February 28, 2023
February 28, 2023
This op-ed appeared in the February 26, 2023 edition of the Plain Dealer and on Cleveland.com.
Ohio House Republicans, including Speaker Jason Stephens, are making a big push for a flat state income tax. As the debate unfolds in Columbus, lawmakers and families across Ohio should be asking: Who benefits the most from a flat tax? Here’s a hint: it’s not most regular working families.
A flat tax is one where each taxpayer pays the same percentage of their income whereas a graduated tax applies higher rates to higher incomes. Flat taxes have some surface appeal but come with significant downsides and fail to deliver on many of the promises their proponents make.
The flat tax plan would deliver a windfall to the wealthy
Flattening Ohio’s income tax would lead to an average tax cut of $11,166 for the wealthiest 1 percent of the state’s earners (those earning more than $617,000 a year) while delivering an average tax cut of $0 to the poorest 20 percent, according to our microsimulation tax model. Those in the middle 20 percent would receive an average tax cut of $24, less than what it would cost to buy a family of four hotdogs at a Cavs game.
Overall, the plan would deliver 89 percent of its benefit to the wealthiest 20 percent of Ohioans, leaving just 11 percent for everyone else.
A flat income tax won’t bring a flat tax system
When it comes to opinions on tax fairness, almost everyone falls in one of two camps: either the rich should pay higher rates, or everyone should pay the same rate. The deep irony of the income tax plan being debated right now is that it would move Ohio further away from both these ideals.
Our analyses of Ohio’s tax system have shown that when you add up the sales, gasoline, property, income, and other taxes that Ohioans pay, the state right now is taxing wealthy families at lower rates than everyone else. For folks interested in the idea of a statewide flat tax, the logical next step should be to raise taxes at the top, not lower them. Providing wealthy families with an $11,000 annual tax cut will move Ohio’s overall tax system further away from any kind of flat tax ideal.
The flat tax plan wouldn’t bolster the economy
The most common arguments cited to support flat income taxes are that doing so will strengthen small businesses and accelerate economic growth within a state’s borders. Neither of these claims has merit.
For starters, as our analysis of Ohio’s flat tax plan shows, flat taxes tend to favor those with the highest incomes. This includes the largest and most profitable businesses, not your local small businesses.
More broadly, the impact a flat tax can have on business decisions and overall growth is sharply limited by the small overall size of the income tax.

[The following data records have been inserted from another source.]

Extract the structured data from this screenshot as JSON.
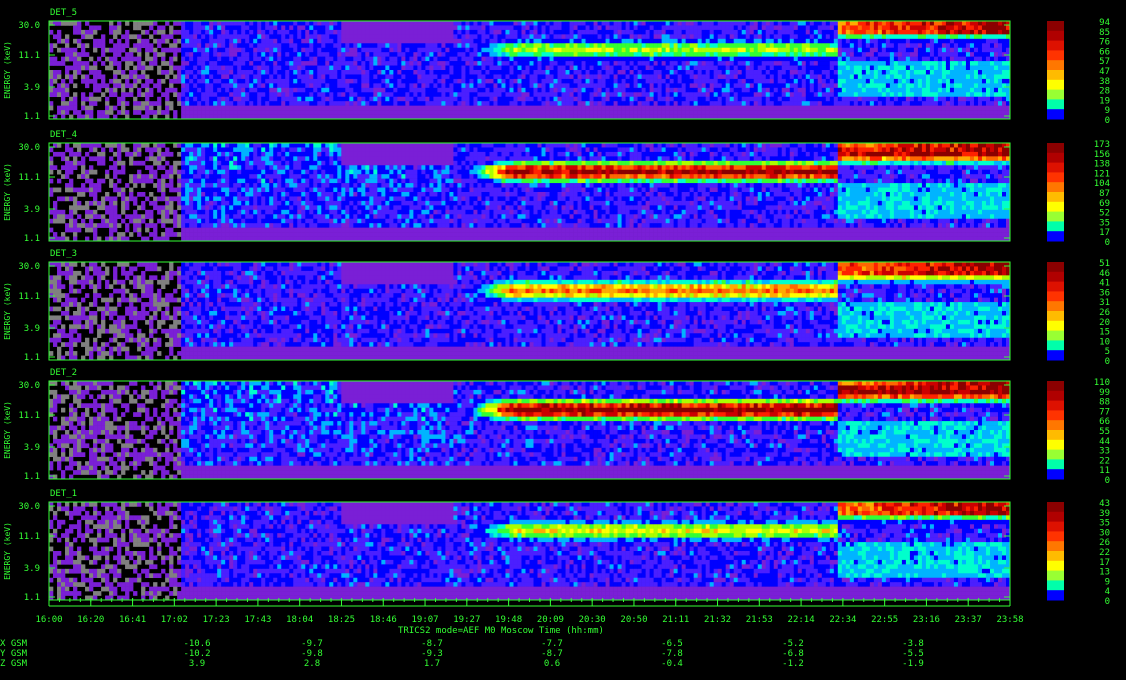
{
  "chart_data": {
    "type": "heatmap",
    "ylabel": "ENERGY (keV)",
    "y_ticks": [
      "30.0",
      "11.1",
      "3.9",
      "1.1"
    ],
    "panels": [
      {
        "name": "DET_5",
        "colorbar": [
          "94",
          "85",
          "76",
          "66",
          "57",
          "47",
          "38",
          "28",
          "19",
          "9",
          "0"
        ]
      },
      {
        "name": "DET_4",
        "colorbar": [
          "173",
          "156",
          "138",
          "121",
          "104",
          "87",
          "69",
          "52",
          "35",
          "17",
          "0"
        ]
      },
      {
        "name": "DET_3",
        "colorbar": [
          "51",
          "46",
          "41",
          "36",
          "31",
          "26",
          "20",
          "15",
          "10",
          "5",
          "0"
        ]
      },
      {
        "name": "DET_2",
        "colorbar": [
          "110",
          "99",
          "88",
          "77",
          "66",
          "55",
          "44",
          "33",
          "22",
          "11",
          "0"
        ]
      },
      {
        "name": "DET_1",
        "colorbar": [
          "43",
          "39",
          "35",
          "30",
          "26",
          "22",
          "17",
          "13",
          "9",
          "4",
          "0"
        ]
      }
    ],
    "x_ticks": [
      "16:00",
      "16:20",
      "16:41",
      "17:02",
      "17:23",
      "17:43",
      "18:04",
      "18:25",
      "18:46",
      "19:07",
      "19:27",
      "19:48",
      "20:09",
      "20:30",
      "20:50",
      "21:11",
      "21:32",
      "21:53",
      "22:14",
      "22:34",
      "22:55",
      "23:16",
      "23:37",
      "23:58"
    ],
    "xlabel": "TRICS2  mode=AEF  M0    Moscow Time (hh:mm)",
    "ephemeris": [
      {
        "label": "X GSM",
        "values": [
          "-10.6",
          "-9.7",
          "-8.7",
          "-7.7",
          "-6.5",
          "-5.2",
          "-3.8"
        ]
      },
      {
        "label": "Y GSM",
        "values": [
          "-10.2",
          "-9.8",
          "-9.3",
          "-8.7",
          "-7.8",
          "-6.8",
          "-5.5"
        ]
      },
      {
        "label": "Z GSM",
        "values": [
          "3.9",
          "2.8",
          "1.7",
          "0.6",
          "-0.4",
          "-1.2",
          "-1.9"
        ]
      }
    ],
    "colors": {
      "axis": "#33ff33",
      "text": "#33ff33",
      "scale": [
        "#0000ff",
        "#00b4ff",
        "#00ffcc",
        "#33ff33",
        "#aaff00",
        "#ffff00",
        "#ffaa00",
        "#ff6600",
        "#ff2200",
        "#cc0000",
        "#8b0000"
      ]
    }
  }
}
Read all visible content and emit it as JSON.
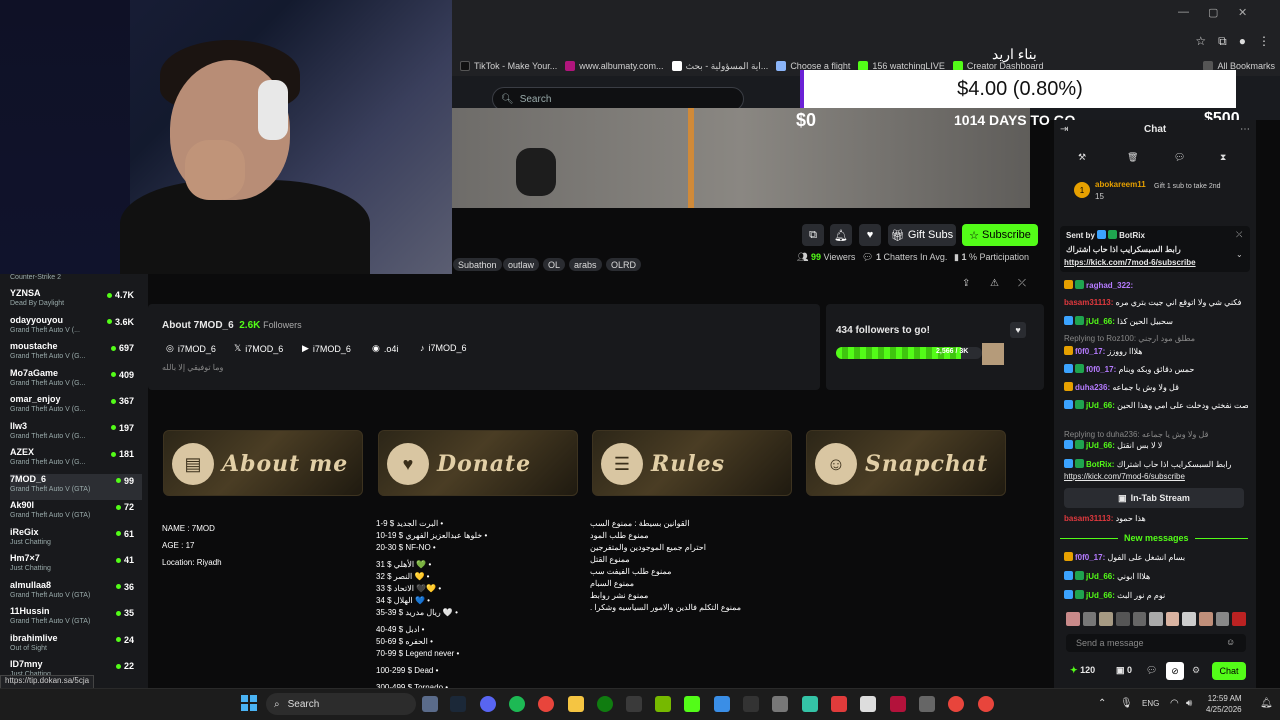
{
  "browser": {
    "bookmarks": [
      "TikTok - Make Your...",
      "www.albumaty.com...",
      "اية المسؤولية - بحث...",
      "Choose a flight",
      "156 watchingLIVE",
      "Creator Dashboard",
      "All Bookmarks"
    ],
    "win_controls": [
      "—",
      "▢",
      "✕"
    ]
  },
  "overlay": {
    "title_ar": "بناء اريد",
    "goal_amount": "$4.00 (0.80%)",
    "goal_start": "$0",
    "goal_end": "$500",
    "days_left": "1014 DAYS TO GO"
  },
  "header": {
    "search_placeholder": "Search"
  },
  "stream": {
    "actions": {
      "gift_subs": "Gift Subs",
      "subscribe": "Subscribe"
    },
    "tags": [
      "Subathon",
      "outlaw",
      "OL",
      "arabs",
      "OLRD"
    ],
    "viewers": "99",
    "viewers_label": "Viewers",
    "chatters": "1",
    "chatters_label": "Chatters In Avg.",
    "participation": "1",
    "participation_label": "% Participation"
  },
  "sidebar": {
    "top_game": "Counter-Strike 2",
    "items": [
      {
        "name": "YZNSA",
        "game": "Dead By Daylight",
        "count": "4.7K"
      },
      {
        "name": "odayyouyou",
        "game": "Grand Theft Auto V (...",
        "count": "3.6K"
      },
      {
        "name": "moustache",
        "game": "Grand Theft Auto V (G...",
        "count": "697"
      },
      {
        "name": "Mo7aGame",
        "game": "Grand Theft Auto V (G...",
        "count": "409"
      },
      {
        "name": "omar_enjoy",
        "game": "Grand Theft Auto V (G...",
        "count": "367"
      },
      {
        "name": "llw3",
        "game": "Grand Theft Auto V (G...",
        "count": "197"
      },
      {
        "name": "AZEX",
        "game": "Grand Theft Auto V (G...",
        "count": "181"
      },
      {
        "name": "7MOD_6",
        "game": "Grand Theft Auto V (GTA)",
        "count": "99"
      },
      {
        "name": "Ak90l",
        "game": "Grand Theft Auto V (GTA)",
        "count": "72"
      },
      {
        "name": "iReGix",
        "game": "Just Chatting",
        "count": "61"
      },
      {
        "name": "Hm7×7",
        "game": "Just Chatting",
        "count": "41"
      },
      {
        "name": "almullaa8",
        "game": "Grand Theft Auto V (GTA)",
        "count": "36"
      },
      {
        "name": "11Hussin",
        "game": "Grand Theft Auto V (GTA)",
        "count": "35"
      },
      {
        "name": "ibrahimlive",
        "game": "Out of Sight",
        "count": "24"
      },
      {
        "name": "ID7mny",
        "game": "Just Chatting",
        "count": "22"
      }
    ]
  },
  "about": {
    "title": "About 7MOD_6",
    "followers": "2.6K",
    "followers_label": "Followers",
    "socials": [
      "i7MOD_6",
      "i7MOD_6",
      "i7MOD_6",
      ".o4i",
      "i7MOD_6"
    ],
    "bio": "وما توفيقي إلا بالله"
  },
  "goal_card": {
    "title": "434 followers to go!",
    "progress_text": "2,566 / 3K",
    "progress": 0.855
  },
  "panels": [
    "About me",
    "Donate",
    "Rules",
    "Snapchat"
  ],
  "about_me": [
    "NAME : 7MOD",
    "AGE : 17",
    "Location: Riyadh"
  ],
  "donate": [
    "1-9 $ البرت الجديد •",
    "10-19 $ خلوها عبدالعزيز الفهري •",
    "20-30 $ NF-NO •",
    "31 $ الأهلي 💚 •",
    "32 $ النصر 💛 •",
    "33 $ الاتحاد 🖤💛 •",
    "34 $ الهلال 💙 •",
    "35-39 $ ريال مدريد 🤍 •",
    "40-49 $ ادبل •",
    "50-69 $ الحفره •",
    "70-99 $ Legend never •",
    "100-299 $ Dead •",
    "300-499 $ Tornado •"
  ],
  "rules": [
    "القوانين بسيطة : ممنوع السب",
    "ممنوع طلب المود",
    "احترام جميع الموجودين والمتفرجين",
    "ممنوع القتل",
    "ممنوع طلب الفيفت سب",
    "ممنوع السبام",
    "ممنوع نشر روابط",
    "ممنوع التكلم فالدين والامور السياسيه وشكرا ."
  ],
  "chat": {
    "title": "Chat",
    "top_gifter": "abokareem11",
    "top_gifter_count": "15",
    "gift_text": "Gift 1 sub to take 2nd",
    "pinned_sender": "Sent by",
    "pinned_bot": "BotRix",
    "pinned_text": "رابط السبسكرايب اذا حاب اشتراك",
    "pinned_link": "https://kick.com/7mod-6/subscribe",
    "messages": [
      {
        "user": "raghad_322:",
        "text": ""
      },
      {
        "user": "basam31113:",
        "text": "فكني شي ولا اتوقع اني جيت بتري مره"
      },
      {
        "user": "jUd_66:",
        "text": "سحبيل الحين كذا"
      },
      {
        "user": "Replying to Roz100:",
        "text": "مطلق مود ارجني"
      },
      {
        "user": "f0f0_17:",
        "text": "هلااا رووزز"
      },
      {
        "user": "f0f0_17:",
        "text": "حمس دقائق وبكه وبنام"
      },
      {
        "user": "duha236:",
        "text": "قل ولا وش يا جماعه"
      },
      {
        "user": "jUd_66:",
        "text": "خلصت نفختي ودخلت على امي وهذا الحين"
      },
      {
        "user": "Replying to duha236:",
        "text": "قل ولا وش يا جماعه"
      },
      {
        "user": "jUd_66:",
        "text": "لا لا بس انقتل"
      },
      {
        "user": "BotRix:",
        "text": "رابط السبسكرايب اذا حاب اشتراك"
      },
      {
        "user": "basam31113:",
        "text": "هذا حمود"
      },
      {
        "user": "f0f0_17:",
        "text": "بسام انشغل على الفول"
      },
      {
        "user": "jUd_66:",
        "text": "هلااا ابوني"
      },
      {
        "user": "jUd_66:",
        "text": "نوم م نور البث"
      }
    ],
    "link_msg": "https://kick.com/7mod-6/subscribe",
    "in_tab": "In-Tab Stream",
    "new_messages": "New messages",
    "input_placeholder": "Send a message",
    "points": "120",
    "zero": "0",
    "send_label": "Chat"
  },
  "taskbar": {
    "search": "Search",
    "lang": "ENG",
    "time": "12:59 AM",
    "date": "4/25/2026"
  },
  "status_url": "https://tip.dokan.sa/5cja",
  "colors": {
    "accent": "#53fc18",
    "bg": "#0b0b0c",
    "panel": "#18191c"
  }
}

State and local taxes account for just 2.3 percent of the cost of doing business, with the other 98 percent tied up in other areas like payroll, equipment, and real estate costs. And according to the accounting firm Ernst & Young LLP, state personal income taxes make up just six percent of the total state and local tax bill falling on business. In other words, the personal income tax is a small fraction of a small fraction of the expenses paid by business owners, suggesting that even dramatic changes in this area will have minimal impact on businesses’ bottom lines.
Flat taxes don’t live up to the hype
The flat tax plan and others being discussed that would cut even deeper would be windfalls for the wealthy, and expensive ones at that. Families with incomes over $300,000 per year, for example, could expect to gain, as a group, about a billion dollars annually under the flat tax plan. If you asked Ohio families about their top priorities for this legislative session, it’s a safe bet that very few of them would choose a billion-dollar tax cut for this group over funding for schools, parks, and infrastructure.
The standard playbook I’ve seen from watching flat tax debates unfold in other states is that proponents tend to cast their arguments using grandiose notions of fairness, simplicity, and growth. But just behind the happy talk is an unsettling reality: the most direct result of what’s being discussed is just another tax cut for the rich. It’s up to Ohioans to decide if that’s what they want their elected officials to prioritize this year.